    Pale mucus membranes and prolonged capillary refill time (CRT): The color of the tissues above your dog's teeth can be an indication of the health and function of their circulatory system (heart and blood vessels). I've emphasized "can" because multiple other, non-circulatory factors (pain, dental disease, anemia, liver disease, and others) can also influence this color. If you notice that these tissues have lost their typical pink color and have become pale, or if it takes more than 2 seconds (or less than 1 second) for that pink color to return after applying gentle pressure with your finger, this may indicate a problem — especially if accompanied by any of the other symptoms in this list. The return to color — whether it’s too slow or too quick — can vary based on how far the condition has progressed.

  • Collapse: This, as you might imagine, is a very obvious sign — so long as someone is around to witness it. Sadly though, collapse is typically a very late sign of GDV. Often, by the time an affected dog collapses, the condition is advanced and dire. At this point the prognosis for survival is getting significantly worse by the second. Many conditions in dogs can result in collapse, and collapse is always a sign of a serious problem that warrants immediate evaluation by a veterinarian. If your dog collapses, for any reason, bring them to a veterinarian immediately.
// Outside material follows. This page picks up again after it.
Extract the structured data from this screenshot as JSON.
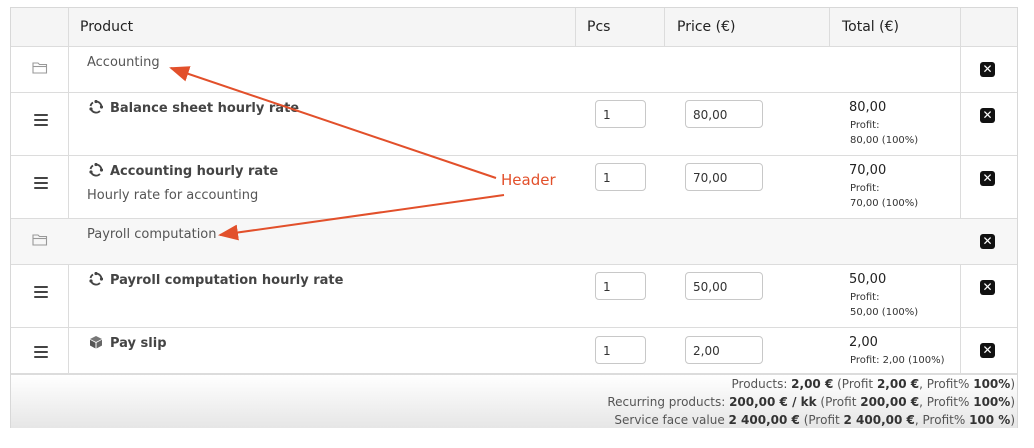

  • Preventing Dog Bloat

    Here are a few precautions owners can implement to try to avoid dog bloat.

    • Avoid stress
    • Feed your dog two or more small meals a day instead of one large meal
    • Include canned food in your dog’s diet
    • Limit exercise after meals
    • Avoid using elevated food dishes (which can lead to faster consumption)
    • For predisposed breeds, preventative gastropexy may be recommended

    Is There a Vaccine for Dog Bloat?

    There is no vaccine for dog bloat.


    Watch the video: How to treat dogs bloated stomach at home